╭──

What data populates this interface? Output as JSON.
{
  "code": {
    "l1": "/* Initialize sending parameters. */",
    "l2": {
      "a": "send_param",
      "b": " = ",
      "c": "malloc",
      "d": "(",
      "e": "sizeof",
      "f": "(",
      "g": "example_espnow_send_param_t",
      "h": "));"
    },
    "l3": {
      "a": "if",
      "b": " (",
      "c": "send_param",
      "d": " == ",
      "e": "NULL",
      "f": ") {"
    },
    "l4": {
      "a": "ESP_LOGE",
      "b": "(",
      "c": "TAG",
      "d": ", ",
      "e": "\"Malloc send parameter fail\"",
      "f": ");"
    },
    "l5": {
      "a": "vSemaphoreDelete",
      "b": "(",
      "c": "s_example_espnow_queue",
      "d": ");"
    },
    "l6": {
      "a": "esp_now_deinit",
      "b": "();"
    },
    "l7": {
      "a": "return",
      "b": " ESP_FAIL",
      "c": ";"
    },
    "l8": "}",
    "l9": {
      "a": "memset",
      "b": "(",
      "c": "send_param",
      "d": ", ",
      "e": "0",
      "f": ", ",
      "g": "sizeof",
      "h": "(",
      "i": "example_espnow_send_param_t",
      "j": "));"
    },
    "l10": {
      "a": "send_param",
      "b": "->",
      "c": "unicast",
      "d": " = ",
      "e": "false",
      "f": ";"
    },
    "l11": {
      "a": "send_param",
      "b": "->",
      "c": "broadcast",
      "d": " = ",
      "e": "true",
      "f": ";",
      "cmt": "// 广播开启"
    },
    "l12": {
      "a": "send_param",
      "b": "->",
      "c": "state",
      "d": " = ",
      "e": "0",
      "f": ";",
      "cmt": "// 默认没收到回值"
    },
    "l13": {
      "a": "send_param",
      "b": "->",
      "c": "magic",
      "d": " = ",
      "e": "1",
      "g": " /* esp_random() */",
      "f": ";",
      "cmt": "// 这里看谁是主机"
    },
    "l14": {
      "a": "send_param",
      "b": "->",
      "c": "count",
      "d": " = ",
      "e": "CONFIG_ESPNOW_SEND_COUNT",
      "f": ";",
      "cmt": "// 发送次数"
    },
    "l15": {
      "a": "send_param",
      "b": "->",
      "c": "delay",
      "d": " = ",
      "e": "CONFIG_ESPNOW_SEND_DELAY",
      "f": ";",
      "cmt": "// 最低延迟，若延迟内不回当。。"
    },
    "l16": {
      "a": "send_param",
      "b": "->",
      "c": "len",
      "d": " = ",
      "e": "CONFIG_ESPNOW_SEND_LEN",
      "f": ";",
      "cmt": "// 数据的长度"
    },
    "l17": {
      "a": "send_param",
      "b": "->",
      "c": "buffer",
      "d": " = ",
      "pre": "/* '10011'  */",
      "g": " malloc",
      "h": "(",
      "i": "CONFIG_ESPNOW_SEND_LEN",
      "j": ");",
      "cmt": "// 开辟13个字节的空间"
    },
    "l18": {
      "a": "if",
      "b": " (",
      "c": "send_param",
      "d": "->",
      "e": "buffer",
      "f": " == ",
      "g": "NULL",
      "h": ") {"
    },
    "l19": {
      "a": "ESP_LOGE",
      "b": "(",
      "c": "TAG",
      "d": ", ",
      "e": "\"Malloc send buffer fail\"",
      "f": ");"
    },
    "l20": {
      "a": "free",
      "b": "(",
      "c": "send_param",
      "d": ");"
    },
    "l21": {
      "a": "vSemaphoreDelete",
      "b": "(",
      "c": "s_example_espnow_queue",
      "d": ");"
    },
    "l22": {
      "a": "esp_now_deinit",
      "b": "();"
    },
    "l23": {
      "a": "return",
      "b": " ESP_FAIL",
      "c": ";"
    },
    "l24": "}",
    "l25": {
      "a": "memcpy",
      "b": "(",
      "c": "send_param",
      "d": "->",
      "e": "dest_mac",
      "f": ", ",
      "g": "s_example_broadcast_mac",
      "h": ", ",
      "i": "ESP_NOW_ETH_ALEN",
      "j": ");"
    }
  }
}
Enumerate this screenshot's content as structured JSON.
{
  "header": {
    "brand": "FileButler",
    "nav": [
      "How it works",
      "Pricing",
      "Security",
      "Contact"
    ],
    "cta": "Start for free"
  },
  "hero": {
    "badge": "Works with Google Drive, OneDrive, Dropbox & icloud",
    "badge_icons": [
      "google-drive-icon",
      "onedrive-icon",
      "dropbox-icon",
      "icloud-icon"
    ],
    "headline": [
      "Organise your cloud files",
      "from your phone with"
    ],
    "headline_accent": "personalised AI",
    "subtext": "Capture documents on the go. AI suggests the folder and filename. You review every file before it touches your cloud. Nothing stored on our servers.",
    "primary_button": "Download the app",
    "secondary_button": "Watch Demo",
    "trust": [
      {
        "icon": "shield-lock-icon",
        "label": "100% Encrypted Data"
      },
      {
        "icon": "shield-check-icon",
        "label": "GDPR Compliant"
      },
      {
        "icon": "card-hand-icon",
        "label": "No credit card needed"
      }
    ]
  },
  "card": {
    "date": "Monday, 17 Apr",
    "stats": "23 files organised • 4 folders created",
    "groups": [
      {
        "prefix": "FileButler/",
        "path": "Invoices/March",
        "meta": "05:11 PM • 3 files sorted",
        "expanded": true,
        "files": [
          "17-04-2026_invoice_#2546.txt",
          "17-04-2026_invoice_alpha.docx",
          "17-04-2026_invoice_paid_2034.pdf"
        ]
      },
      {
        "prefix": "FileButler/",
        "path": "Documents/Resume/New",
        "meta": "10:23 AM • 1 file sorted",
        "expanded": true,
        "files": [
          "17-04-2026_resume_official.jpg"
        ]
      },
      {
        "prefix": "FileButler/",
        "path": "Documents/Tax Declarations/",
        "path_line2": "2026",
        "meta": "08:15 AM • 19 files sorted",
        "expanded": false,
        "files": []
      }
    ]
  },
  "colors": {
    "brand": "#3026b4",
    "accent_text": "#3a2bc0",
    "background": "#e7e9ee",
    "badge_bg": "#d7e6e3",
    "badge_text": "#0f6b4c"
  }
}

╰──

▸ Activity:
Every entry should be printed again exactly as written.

▸ Your response:
What data populates this interface? Output as JSON.
{
  "code": {
    "l1": "/* Initialize sending parameters. */",
    "l2": {
      "a": "send_param",
      "b": " = ",
      "c": "malloc",
      "d": "(",
      "e": "sizeof",
      "f": "(",
      "g": "example_espnow_send_param_t",
      "h": "));"
    },
    "l3": {
      "a": "if",
      "b": " (",
      "c": "send_param",
      "d": " == ",
      "e": "NULL",
      "f": ") {"
    },
    "l4": {
      "a": "ESP_LOGE",
      "b": "(",
      "c": "TAG",
      "d": ", ",
      "e": "\"Malloc send parameter fail\"",
      "f": ");"
    },
    "l5": {
      "a": "vSemaphoreDelete",
      "b": "(",
      "c": "s_example_espnow_queue",
      "d": ");"
    },
    "l6": {
      "a": "esp_now_deinit",
      "b": "();"
    },
    "l7": {
      "a": "return",
      "b": " ESP_FAIL",
      "c": ";"
    },
    "l8": "}",
    "l9": {
      "a": "memset",
      "b": "(",
      "c": "send_param",
      "d": ", ",
      "e": "0",
      "f": ", ",
      "g": "sizeof",
      "h": "(",
      "i": "example_espnow_send_param_t",
      "j": "));"
    },
    "l10": {
      "a": "send_param",
      "b": "->",
      "c": "unicast",
      "d": " = ",
      "e": "false",
      "f": ";"
    },
    "l11": {
      "a": "send_param",
      "b": "->",
      "c": "broadcast",
      "d": " = ",
      "e": "true",
      "f": ";",
      "cmt": "// 广播开启"
    },
    "l12": {
      "a": "send_param",
      "b": "->",
      "c": "state",
      "d": " = ",
      "e": "0",
      "f": ";",
      "cmt": "// 默认没收到回值"
    },
    "l13": {
      "a": "send_param",
      "b": "->",
      "c": "magic",
      "d": " = ",
      "e": "1",
      "g": " /* esp_random() */",
      "f": ";",
      "cmt": "// 这里看谁是主机"
    },
    "l14": {
      "a": "send_param",
      "b": "->",
      "c": "count",
      "d": " = ",
      "e": "CONFIG_ESPNOW_SEND_COUNT",
      "f": ";",
      "cmt": "// 发送次数"
    },
    "l15": {
      "a": "send_param",
      "b": "->",
      "c": "delay",
      "d": " = ",
      "e": "CONFIG_ESPNOW_SEND_DELAY",
      "f": ";",
      "cmt": "// 最低延迟，若延迟内不回当。。"
    },
    "l16": {
      "a": "send_param",
      "b": "->",
      "c": "len",
      "d": " = ",
      "e": "CONFIG_ESPNOW_SEND_LEN",
      "f": ";",
      "cmt": "// 数据的长度"
    },
    "l17": {
      "a": "send_param",
      "b": "->",
      "c": "buffer",
      "d": " = ",
      "pre": "/* '10011'  */",
      "g": " malloc",
      "h": "(",
      "i": "CONFIG_ESPNOW_SEND_LEN",
      "j": ");",
      "cmt": "// 开辟13个字节的空间"
    },
    "l18": {
      "a": "if",
      "b": " (",
      "c": "send_param",
      "d": "->",
      "e": "buffer",
      "f": " == ",
      "g": "NULL",
      "h": ") {"
    },
    "l19": {
      "a": "ESP_LOGE",
      "b": "(",
      "c": "TAG",
      "d": ", ",
      "e": "\"Malloc send buffer fail\"",
      "f": ");"
    },
    "l20": {
      "a": "free",
      "b": "(",
      "c": "send_param",
      "d": ");"
    },
    "l21": {
      "a": "vSemaphoreDelete",
      "b": "(",
      "c": "s_example_espnow_queue",
      "d": ");"
    },
    "l22": {
      "a": "esp_now_deinit",
      "b": "();"
    },
    "l23": {
      "a": "return",
      "b": " ESP_FAIL",
      "c": ";"
    },
    "l24": "}",
    "l25": {
      "a": "memcpy",
      "b": "(",
      "c": "send_param",
      "d": "->",
      "e": "dest_mac",
      "f": ", ",
      "g": "s_example_broadcast_mac",
      "h": ", ",
      "i": "ESP_NOW_ETH_ALEN",
      "j": ");"
    }
  }
}
Enumerate this screenshot's content as structured JSON.
{
  "header": {
    "brand": "FileButler",
    "nav": [
      "How it works",
      "Pricing",
      "Security",
      "Contact"
    ],
    "cta": "Start for free"
  },
  "hero": {
    "badge": "Works with Google Drive, OneDrive, Dropbox & icloud",
    "badge_icons": [
      "google-drive-icon",
      "onedrive-icon",
      "dropbox-icon",
      "icloud-icon"
    ],
    "headline": [
      "Organise your cloud files",
      "from your phone with"
    ],
    "headline_accent": "personalised AI",
    "subtext": "Capture documents on the go. AI suggests the folder and filename. You review every file before it touches your cloud. Nothing stored on our servers.",
    "primary_button": "Download the app",
    "secondary_button": "Watch Demo",
    "trust": [
      {
        "icon": "shield-lock-icon",
        "label": "100% Encrypted Data"
      },
      {
        "icon": "shield-check-icon",
        "label": "GDPR Compliant"
      },
      {
        "icon": "card-hand-icon",
        "label": "No credit card needed"
      }
    ]
  },
  "card": {
    "date": "Monday, 17 Apr",
    "stats": "23 files organised • 4 folders created",
    "groups": [
      {
        "prefix": "FileButler/",
        "path": "Invoices/March",
        "meta": "05:11 PM • 3 files sorted",
        "expanded": true,
        "files": [
          "17-04-2026_invoice_#2546.txt",
          "17-04-2026_invoice_alpha.docx",
          "17-04-2026_invoice_paid_2034.pdf"
        ]
      },
      {
        "prefix": "FileButler/",
        "path": "Documents/Resume/New",
        "meta": "10:23 AM • 1 file sorted",
        "expanded": true,
        "files": [
          "17-04-2026_resume_official.jpg"
        ]
      },
      {
        "prefix": "FileButler/",
        "path": "Documents/Tax Declarations/",
        "path_line2": "2026",
        "meta": "08:15 AM • 19 files sorted",
        "expanded": false,
        "files": []
      }
    ]
  },
  "colors": {
    "brand": "#3026b4",
    "accent_text": "#3a2bc0",
    "background": "#e7e9ee",
    "badge_bg": "#d7e6e3",
    "badge_text": "#0f6b4c"
  }
}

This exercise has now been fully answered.